The pandemic forced change in the ranch’s business model. In a normal season the Riata Ranch Cowboy Girls’ performance calendar was booked solid from April to October. Jennifer stated, “Last year when COVID hit, of course our entire season went out the window! And this year with the restrictions it started later in mid-May with our last rodeo for the season scheduled here at the California Rodeo Salinas in September.”
Despite the performance cancellations for 2020, Riata Ranch’s business grew. Whereas before Jennifer oversaw the ranch, then shut down that portion of the business during performance season when she traveled with the performance team, the business evolved into her acting as an executive director overseeing a full staff for the ranch year round and now this year also running the traveling/performance side of the business.
Change & Growth
Back in time when developing their long term plan, Jennifer and Chad landed on a beautiful ranch in Three Rivers outside of Sequoia National Park, where Riata Ranch now stands.

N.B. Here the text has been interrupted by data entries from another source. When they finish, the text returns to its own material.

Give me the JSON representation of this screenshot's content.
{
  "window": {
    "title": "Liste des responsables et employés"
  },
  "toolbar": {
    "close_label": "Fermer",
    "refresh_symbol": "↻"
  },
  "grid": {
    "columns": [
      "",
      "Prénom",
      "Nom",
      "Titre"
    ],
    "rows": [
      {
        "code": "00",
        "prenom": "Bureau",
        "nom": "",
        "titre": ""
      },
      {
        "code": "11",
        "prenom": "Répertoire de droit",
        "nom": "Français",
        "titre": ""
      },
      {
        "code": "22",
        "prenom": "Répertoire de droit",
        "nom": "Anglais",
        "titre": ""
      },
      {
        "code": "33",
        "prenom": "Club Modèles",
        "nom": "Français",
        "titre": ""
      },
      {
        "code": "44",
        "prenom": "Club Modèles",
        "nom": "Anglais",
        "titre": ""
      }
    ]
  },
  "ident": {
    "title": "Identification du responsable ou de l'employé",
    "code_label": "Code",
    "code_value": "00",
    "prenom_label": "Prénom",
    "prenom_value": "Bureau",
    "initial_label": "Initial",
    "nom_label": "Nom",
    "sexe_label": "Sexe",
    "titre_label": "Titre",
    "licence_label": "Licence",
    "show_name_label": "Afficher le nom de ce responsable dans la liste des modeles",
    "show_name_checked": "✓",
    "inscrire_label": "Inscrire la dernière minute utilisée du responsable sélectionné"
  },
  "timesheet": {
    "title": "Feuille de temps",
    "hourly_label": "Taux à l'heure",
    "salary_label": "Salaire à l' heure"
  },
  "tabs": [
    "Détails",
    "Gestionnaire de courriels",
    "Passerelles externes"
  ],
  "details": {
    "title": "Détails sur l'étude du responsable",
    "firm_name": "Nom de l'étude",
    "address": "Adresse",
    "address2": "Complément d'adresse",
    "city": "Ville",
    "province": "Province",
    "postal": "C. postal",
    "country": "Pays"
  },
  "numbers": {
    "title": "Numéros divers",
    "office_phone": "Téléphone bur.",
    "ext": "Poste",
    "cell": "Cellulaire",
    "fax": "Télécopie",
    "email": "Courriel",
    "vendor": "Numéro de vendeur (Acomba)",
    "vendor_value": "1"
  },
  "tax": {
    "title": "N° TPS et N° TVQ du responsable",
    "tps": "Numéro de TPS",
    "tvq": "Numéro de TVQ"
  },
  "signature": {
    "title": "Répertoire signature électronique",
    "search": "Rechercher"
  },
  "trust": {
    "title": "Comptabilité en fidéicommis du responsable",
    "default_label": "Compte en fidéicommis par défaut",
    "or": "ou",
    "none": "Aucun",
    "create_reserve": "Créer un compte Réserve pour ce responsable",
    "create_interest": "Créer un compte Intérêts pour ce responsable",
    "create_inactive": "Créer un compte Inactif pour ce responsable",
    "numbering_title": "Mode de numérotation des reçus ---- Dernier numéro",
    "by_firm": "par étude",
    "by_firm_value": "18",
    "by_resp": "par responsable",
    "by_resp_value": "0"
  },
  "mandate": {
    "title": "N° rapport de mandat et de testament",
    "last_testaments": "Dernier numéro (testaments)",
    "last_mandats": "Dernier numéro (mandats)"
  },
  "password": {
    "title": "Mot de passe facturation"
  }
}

Chad passed away in 2019, leaving Jennifer to run the ranch solo ever since. “Chad was a renowned professional rodeo announcer,” Jennifer shared. “And he was well respected in the rodeo business.” A loss beyond measure.
The Nicholson’s could not have foreseen this location would save their business when a global pandemic would cancel all performances for an entire season. “Because we were outside of Sequoia, we’ve been able to tap into the tourist market,” at a time when people were flocking to find outdoor activities during quarantine. “Our riding programs have really stepped up,” Jennifer explained. “The ranch experiences are now just as big and as important to the entire program as are the Cowboy Girls performances.” The impact and result of the shutdown were people yearning to reconnect with nature, with record numbers reaching out to the Riata Ranch. “We have a wonderful place to do it!”
The Riata Ranch Cowboy Girls are trick riders you don’t want to miss at this year’s HAMEL RODEO. With equal parts athleticism and performance charisma, these young ladies are known worldwide for their western trick riding and trick roping.
Swinging around galloping horses while performing handstands to dangling inches from the ground is in itself a crazy sight, especially for those of us who work hard just to stay upright in the saddle. Not surprisingly, most Riata Ranch Cowboy Girls are on the younger side, and it’s no wonder as their performance requires courage, strength and skill.
The performing act travels throughout the country and the world over the summer to delight spectators of all ages – their schedule is so booked, it has taken the Hamel Rodeo since December 2018 to get them here. “High quality specialty acts are in high demand and it can be challenging to attract them to Minnesota, especially in mid July when there are rodeos happening all over the country,” explained Rowdy Dorweiler, Treasurer of the Hamel Rodeo Committee. “We typically start looking 2-3 years out in order to secure the best entertainment for our loyal fans.”
The Riata Ranch Cowboy Girls come from a variety of backgrounds, from little or no riding experience to those who have advanced horsemanship and performance skills learning the ropes through the extensive training programs at the Riata Ranch.
These athletes will be performing at each of the Hamel Rodeo shows, talk about endurance! YeeHaw!!